=== TASK ===
What is needed is an exact copy of the data that follows.

=== MATERIAL SUPPLIED ===
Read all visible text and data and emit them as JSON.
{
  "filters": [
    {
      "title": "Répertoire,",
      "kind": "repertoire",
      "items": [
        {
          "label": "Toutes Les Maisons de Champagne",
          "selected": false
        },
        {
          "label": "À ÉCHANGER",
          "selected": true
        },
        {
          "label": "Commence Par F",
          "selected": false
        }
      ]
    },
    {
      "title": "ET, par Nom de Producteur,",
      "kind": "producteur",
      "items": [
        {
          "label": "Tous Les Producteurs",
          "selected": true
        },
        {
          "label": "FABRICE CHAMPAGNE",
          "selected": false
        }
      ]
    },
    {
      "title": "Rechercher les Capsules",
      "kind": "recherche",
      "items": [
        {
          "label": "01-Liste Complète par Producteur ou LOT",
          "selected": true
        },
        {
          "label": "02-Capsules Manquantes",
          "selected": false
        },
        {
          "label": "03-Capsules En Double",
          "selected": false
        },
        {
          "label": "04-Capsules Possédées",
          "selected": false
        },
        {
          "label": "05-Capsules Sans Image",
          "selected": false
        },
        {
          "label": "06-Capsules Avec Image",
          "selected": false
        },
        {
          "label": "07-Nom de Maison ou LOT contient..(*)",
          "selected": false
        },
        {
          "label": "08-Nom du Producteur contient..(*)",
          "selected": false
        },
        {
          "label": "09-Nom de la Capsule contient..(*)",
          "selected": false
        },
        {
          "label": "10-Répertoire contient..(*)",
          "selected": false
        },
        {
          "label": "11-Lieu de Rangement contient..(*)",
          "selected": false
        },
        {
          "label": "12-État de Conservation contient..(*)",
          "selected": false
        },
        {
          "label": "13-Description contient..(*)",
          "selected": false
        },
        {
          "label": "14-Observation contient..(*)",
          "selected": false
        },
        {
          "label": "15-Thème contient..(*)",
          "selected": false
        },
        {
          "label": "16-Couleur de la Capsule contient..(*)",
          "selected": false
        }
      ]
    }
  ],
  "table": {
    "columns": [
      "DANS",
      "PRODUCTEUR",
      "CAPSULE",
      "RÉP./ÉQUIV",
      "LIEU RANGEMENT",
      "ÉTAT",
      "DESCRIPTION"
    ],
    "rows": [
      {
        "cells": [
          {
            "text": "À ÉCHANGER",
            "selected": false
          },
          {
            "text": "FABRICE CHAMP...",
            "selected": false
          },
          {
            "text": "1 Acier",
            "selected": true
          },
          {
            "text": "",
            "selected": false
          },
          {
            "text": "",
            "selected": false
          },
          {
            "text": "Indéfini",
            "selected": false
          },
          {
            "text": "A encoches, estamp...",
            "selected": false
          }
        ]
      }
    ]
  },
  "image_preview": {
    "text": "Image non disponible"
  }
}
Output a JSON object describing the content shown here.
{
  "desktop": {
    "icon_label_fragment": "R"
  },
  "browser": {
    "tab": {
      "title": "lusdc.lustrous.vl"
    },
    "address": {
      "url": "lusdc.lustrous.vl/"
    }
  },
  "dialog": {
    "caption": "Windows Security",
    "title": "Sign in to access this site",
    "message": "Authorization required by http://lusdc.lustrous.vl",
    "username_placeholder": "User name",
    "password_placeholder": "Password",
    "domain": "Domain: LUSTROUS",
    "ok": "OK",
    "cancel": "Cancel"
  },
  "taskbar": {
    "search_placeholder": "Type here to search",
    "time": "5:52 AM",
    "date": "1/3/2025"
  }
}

=== TASK OUTPUT ===
Read all visible text and data and emit them as JSON.
{
  "filters": [
    {
      "title": "Répertoire,",
      "kind": "repertoire",
      "items": [
        {
          "label": "Toutes Les Maisons de Champagne",
          "selected": false
        },
        {
          "label": "À ÉCHANGER",
          "selected": true
        },
        {
          "label": "Commence Par F",
          "selected": false
        }
      ]
    },
    {
      "title": "ET, par Nom de Producteur,",
      "kind": "producteur",
      "items": [
        {
          "label": "Tous Les Producteurs",
          "selected": true
        },
        {
          "label": "FABRICE CHAMPAGNE",
          "selected": false
        }
      ]
    },
    {
      "title": "Rechercher les Capsules",
      "kind": "recherche",
      "items": [
        {
          "label": "01-Liste Complète par Producteur ou LOT",
          "selected": true
        },
        {
          "label": "02-Capsules Manquantes",
          "selected": false
        },
        {
          "label": "03-Capsules En Double",
          "selected": false
        },
        {
          "label": "04-Capsules Possédées",
          "selected": false
        },
        {
          "label": "05-Capsules Sans Image",
          "selected": false
        },
        {
          "label": "06-Capsules Avec Image",
          "selected": false
        },
        {
          "label": "07-Nom de Maison ou LOT contient..(*)",
          "selected": false
        },
        {
          "label": "08-Nom du Producteur contient..(*)",
          "selected": false
        },
        {
          "label": "09-Nom de la Capsule contient..(*)",
          "selected": false
        },
        {
          "label": "10-Répertoire contient..(*)",
          "selected": false
        },
        {
          "label": "11-Lieu de Rangement contient..(*)",
          "selected": false
        },
        {
          "label": "12-État de Conservation contient..(*)",
          "selected": false
        },
        {
          "label": "13-Description contient..(*)",
          "selected": false
        },
        {
          "label": "14-Observation contient..(*)",
          "selected": false
        },
        {
          "label": "15-Thème contient..(*)",
          "selected": false
        },
        {
          "label": "16-Couleur de la Capsule contient..(*)",
          "selected": false
        }
      ]
    }
  ],
  "table": {
    "columns": [
      "DANS",
      "PRODUCTEUR",
      "CAPSULE",
      "RÉP./ÉQUIV",
      "LIEU RANGEMENT",
      "ÉTAT",
      "DESCRIPTION"
    ],
    "rows": [
      {
        "cells": [
          {
            "text": "À ÉCHANGER",
            "selected": false
          },
          {
            "text": "FABRICE CHAMP...",
            "selected": false
          },
          {
            "text": "1 Acier",
            "selected": true
          },
          {
            "text": "",
            "selected": false
          },
          {
            "text": "",
            "selected": false
          },
          {
            "text": "Indéfini",
            "selected": false
          },
          {
            "text": "A encoches, estamp...",
            "selected": false
          }
        ]
      }
    ]
  },
  "image_preview": {
    "text": "Image non disponible"
  }
}
Output a JSON object describing the content shown here.
{
  "desktop": {
    "icon_label_fragment": "R"
  },
  "browser": {
    "tab": {
      "title": "lusdc.lustrous.vl"
    },
    "address": {
      "url": "lusdc.lustrous.vl/"
    }
  },
  "dialog": {
    "caption": "Windows Security",
    "title": "Sign in to access this site",
    "message": "Authorization required by http://lusdc.lustrous.vl",
    "username_placeholder": "User name",
    "password_placeholder": "Password",
    "domain": "Domain: LUSTROUS",
    "ok": "OK",
    "cancel": "Cancel"
  },
  "taskbar": {
    "search_placeholder": "Type here to search",
    "time": "5:52 AM",
    "date": "1/3/2025"
  }
}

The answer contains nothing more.